This program is unique among other faculty development programs across the country, explains Ellen Goldman, Ed.D., associate professor of human and organizational learning at GSEHD and director of MTLDP. “We are one of the few whose leadership crosses a medical school and a school of education, and the only one I know of that awards a university certificate upon completion.”
As an inaugural graduate of MTLDP, Mary Ottolini, M.D., M.P.H., professor of pediatrics at SMHS and vice chair of medical education at Children’s National Health System, has seen this program evolve. “Since I was involved with the conceptualization of the program 13 years ago, I have seen graduates transform upon completing this program,” she said. “Graduates have made fundamental changes in how they educate their trainees and how they deliver patient care.”

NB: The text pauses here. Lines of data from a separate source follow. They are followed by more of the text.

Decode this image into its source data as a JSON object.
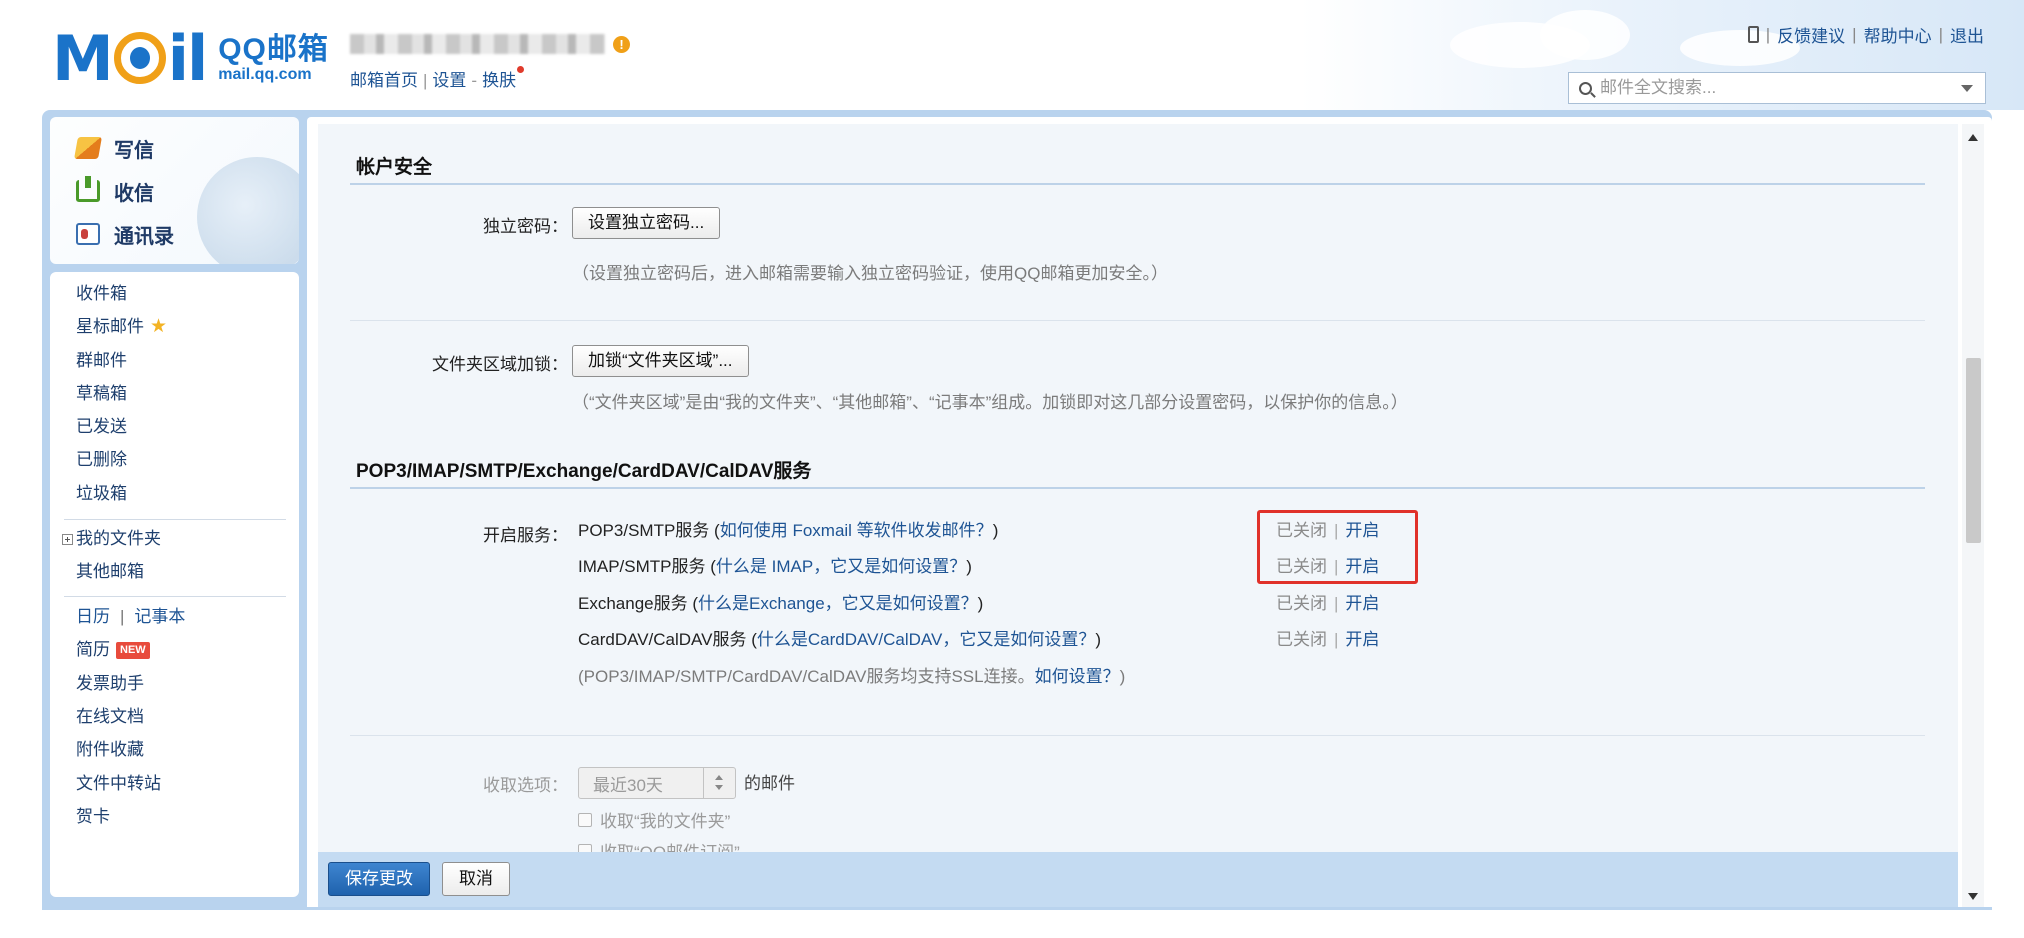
{
  "header": {
    "logo_cn": "QQ邮箱",
    "logo_en": "mail.qq.com",
    "user_links": [
      "邮箱首页",
      "设置",
      "换肤"
    ],
    "top_links": [
      "反馈建议",
      "帮助中心",
      "退出"
    ],
    "search_placeholder": "邮件全文搜索..."
  },
  "sidebar": {
    "actions": [
      "写信",
      "收信",
      "通讯录"
    ],
    "folders": [
      "收件箱",
      "星标邮件",
      "群邮件",
      "草稿箱",
      "已发送",
      "已删除",
      "垃圾箱"
    ],
    "my_folders": "我的文件夹",
    "other_mailbox": "其他邮箱",
    "calendar": "日历",
    "notes": "记事本",
    "resume": "简历",
    "new_badge": "NEW",
    "tools": [
      "发票助手",
      "在线文档",
      "附件收藏",
      "文件中转站",
      "贺卡"
    ]
  },
  "account_security": {
    "title": "帐户安全",
    "independent_password_label": "独立密码：",
    "independent_password_button": "设置独立密码...",
    "independent_password_hint": "（设置独立密码后，进入邮箱需要输入独立密码验证，使用QQ邮箱更加安全。）",
    "folder_lock_label": "文件夹区域加锁：",
    "folder_lock_button": "加锁“文件夹区域”...",
    "folder_lock_hint": "（“文件夹区域”是由“我的文件夹”、“其他邮箱”、“记事本”组成。加锁即对这几部分设置密码，以保护你的信息。）"
  },
  "services": {
    "title": "POP3/IMAP/SMTP/Exchange/CardDAV/CalDAV服务",
    "enable_label": "开启服务：",
    "items": [
      {
        "name": "POP3/SMTP服务",
        "help": "如何使用 Foxmail 等软件收发邮件？",
        "status": "已关闭",
        "action": "开启"
      },
      {
        "name": "IMAP/SMTP服务",
        "help": "什么是 IMAP，它又是如何设置？",
        "status": "已关闭",
        "action": "开启"
      },
      {
        "name": "Exchange服务",
        "help": "什么是Exchange，它又是如何设置？",
        "status": "已关闭",
        "action": "开启"
      },
      {
        "name": "CardDAV/CalDAV服务",
        "help": "什么是CardDAV/CalDAV，它又是如何设置？",
        "status": "已关闭",
        "action": "开启"
      }
    ],
    "ssl_note": "POP3/IMAP/SMTP/CardDAV/CalDAV服务均支持SSL连接。",
    "ssl_link": "如何设置？"
  },
  "receive": {
    "label": "收取选项：",
    "range_value": "最近30天",
    "suffix": "的邮件",
    "options": [
      "收取“我的文件夹”",
      "收取“QQ邮件订阅”"
    ]
  },
  "footer": {
    "save": "保存更改",
    "cancel": "取消"
  }
}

Created in 2002, the program is designed to strengthen teaching skills, encourage scholarship in education, and cultivate educational leadership potential. Since its inception, 128 faculty members have completed the program.
The program is made up of six courses (18 credit hours) taken over one year, with five hours per week spent in class and an additional 10-15 hours preparing assignments. Faculty members who complete the program are awarded a graduate certificate in leadership development from GSEHD. Their credit hours can be applied towards a Master’s in Education and Human Development.
For Hope Jackson, M.D.’09, PGY5 resident in the surgery program at SMHS and graduate of the 12th Cohort, the program gave her the opportunity to work with like-minded people who are as excited about education as she is. “The program taught me not only the technical aspects of education like curriculum development, but the value of teamwork and how to sharpen your leadership skills,” she said.
While congratulating Cohort 12, Vincent A. Chiappinelli, Ph.D., chair of the Department of Pharmacology & Physiology, associate vice president for health affairs, and associate dean at SMHS, acknowledged the leadership and teamwork that comes out of this course. “Many of us were trained to be researchers. I had no formal instruction in education,” said Chiappinelli. “This program provides the training to be an effective educator.”
As Jackson continues her residency, she will use the skills and tools she learned in MTLDP to be a leader on her surgical team. “Working with my peers has given me a new perspective and further insight on what it means to be an effective leader.”